adjective atavistic, congenital, hereditary, ingrained, inherited, innate
See also: born, hereditary, innate, native
References in periodicals archive ?
Producing high-quality pearls through family genetic selection remains one of the main challenges for future aquaculture development of Pinctada margaritifera.
Effects of genetic selection for milk yield on energy balance, levels of hormones, and metabolites in lactating cattle, and possible links to reduced fertility.
If alteration of the germ line is allowed for mitochondrial disease then it will certainly be requested for other diseases and also pave the way for improper use of the medicine and transformation of genetic selection into a real option, not forgetting the staggering societal impact of IVF.
According to Crews and Franke (1998), order correlation rates below 70% may indicate important changes in the classification of animals which may jeopardize genetic selection and progress.
Massmann will also deal with a number of important bull buying tips for commercial beef producers and reveal the latest genetic selection methods.
The fast growth and increased breast size has come from genetic selection in the breeder stocks; the superb rations these animals eat which are formulated using grains, meal, and vitamins; and the poultry houses being used (cost in excess of $400,000 each) today give the birds optimum temperatures and carefully controlled air quality which encourages fast growth.
The report is expected to analyze the impact of genetic selection on the welfare of broilers.

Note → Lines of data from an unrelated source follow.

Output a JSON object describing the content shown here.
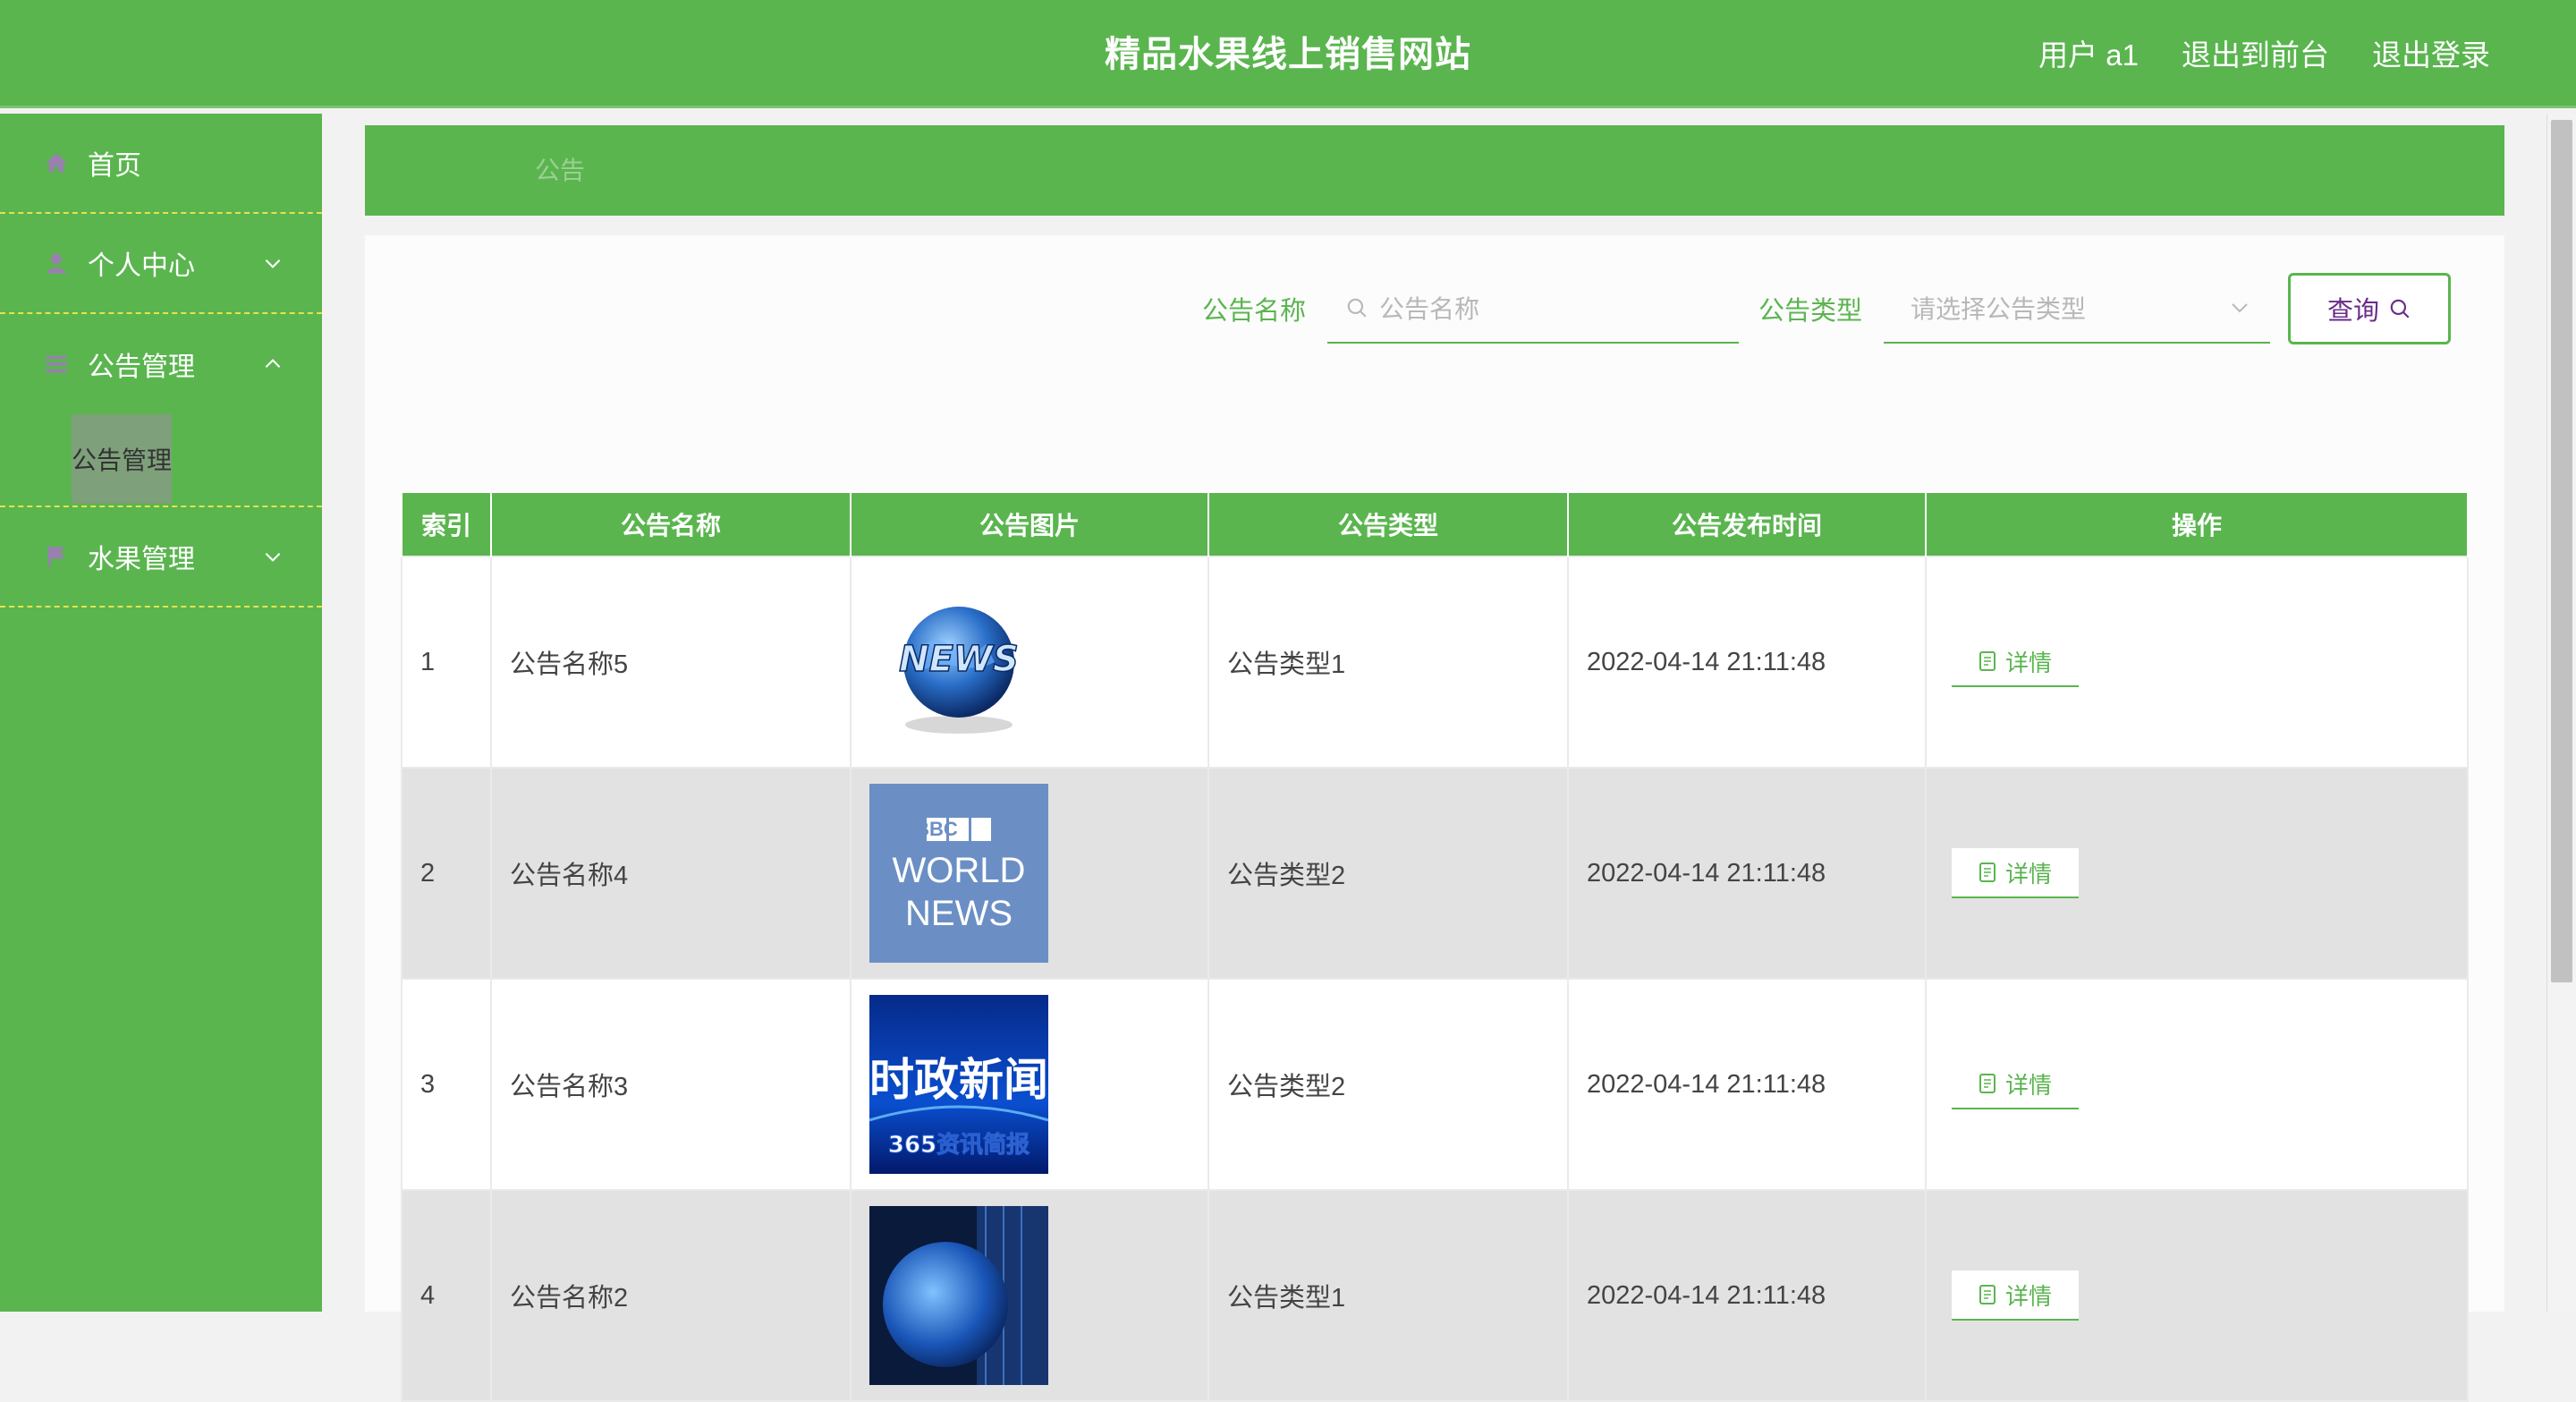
{
  "header": {
    "title": "精品水果线上销售网站",
    "links": [
      "用户 a1",
      "退出到前台",
      "退出登录"
    ]
  },
  "sidebar": {
    "items": [
      {
        "label": "首页",
        "icon": "home-icon"
      },
      {
        "label": "个人中心",
        "icon": "user-icon",
        "expanded": false
      },
      {
        "label": "公告管理",
        "icon": "menu-icon",
        "expanded": true,
        "sub": [
          "公告管理"
        ]
      },
      {
        "label": "水果管理",
        "icon": "flag-icon",
        "expanded": false
      }
    ]
  },
  "breadcrumb": "公告",
  "search": {
    "name_label": "公告名称",
    "name_placeholder": "公告名称",
    "type_label": "公告类型",
    "type_placeholder": "请选择公告类型",
    "query_label": "查询"
  },
  "table": {
    "headers": [
      "索引",
      "公告名称",
      "公告图片",
      "公告类型",
      "公告发布时间",
      "操作"
    ],
    "rows": [
      {
        "index": "1",
        "name": "公告名称5",
        "image": "news-globe-image",
        "type": "公告类型1",
        "time": "2022-04-14 21:11:48",
        "action": "详情"
      },
      {
        "index": "2",
        "name": "公告名称4",
        "image": "bbc-world-news-image",
        "image_text": [
          "BBC",
          "WORLD",
          "NEWS"
        ],
        "type": "公告类型2",
        "time": "2022-04-14 21:11:48",
        "action": "详情"
      },
      {
        "index": "3",
        "name": "公告名称3",
        "image": "politics-news-image",
        "image_text": [
          "时政新闻",
          "365资讯简报"
        ],
        "type": "公告类型2",
        "time": "2022-04-14 21:11:48",
        "action": "详情"
      },
      {
        "index": "4",
        "name": "公告名称2",
        "image": "globe-tech-image",
        "type": "公告类型1",
        "time": "2022-04-14 21:11:48",
        "action": "详情"
      }
    ]
  },
  "colors": {
    "primary": "#5ab54f",
    "divider": "#e6e24a",
    "query_text": "#6a2b8a"
  }
}
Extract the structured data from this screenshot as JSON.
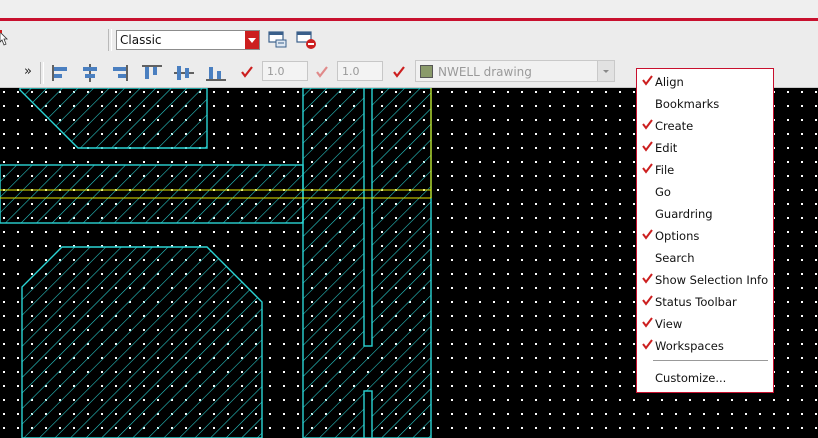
{
  "toolbar1": {
    "workspace": "Classic",
    "icons": [
      "cursor-icon",
      "workspace-save-icon",
      "workspace-delete-icon"
    ]
  },
  "toolbar2": {
    "overflow": "»",
    "align_icons": [
      "align-left-icon",
      "align-hcenter-icon",
      "align-right-icon",
      "align-top-icon",
      "align-vcenter-icon",
      "align-bottom-icon"
    ],
    "value1": "1.0",
    "value2": "1.0",
    "layer": "NWELL drawing",
    "colors": {
      "check": "#cc1f1f",
      "check_disabled": "#e08a8a"
    }
  },
  "canvas": {
    "background": "#000000",
    "shape_color": "#2ad4d4",
    "highlight_color": "#e6e600"
  },
  "menu": {
    "items": [
      {
        "label": "Align",
        "checked": true
      },
      {
        "label": "Bookmarks",
        "checked": false
      },
      {
        "label": "Create",
        "checked": true
      },
      {
        "label": "Edit",
        "checked": true
      },
      {
        "label": "File",
        "checked": true
      },
      {
        "label": "Go",
        "checked": false
      },
      {
        "label": "Guardring",
        "checked": false
      },
      {
        "label": "Options",
        "checked": true
      },
      {
        "label": "Search",
        "checked": false
      },
      {
        "label": "Show Selection Info",
        "checked": true
      },
      {
        "label": "Status Toolbar",
        "checked": true
      },
      {
        "label": "View",
        "checked": true
      },
      {
        "label": "Workspaces",
        "checked": true
      }
    ],
    "customize": "Customize..."
  }
}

The European Food Safety Authority (EFSA) launched, on 29 March, a new online public consultation on the welfare aspects of genetic selection in chickens raised specifically for meat production (broilers).
But long-term studies on genetic selection and linebreeding of cattle have been ongoing at ARS's Fort Keogh Livestock and Range Research Laboratory (LRRL) in Miles City, Montana, since 1934.
The average weight of a male turkey has increased from 28 to 40 pounds, due to genetic selection and disease control.
Improving gross and clover varieties by genetic selection provides a feed for ruminants that has a lower GHG cost of production.
Most studies of physical activity and obesity are usually limited by short follow-up periods and genetic selection bias, but here's a 30-year study of 16 twin pairs who were discordant for leisure time physical activity habits in 1975, and who remained so throughout the next 30 years.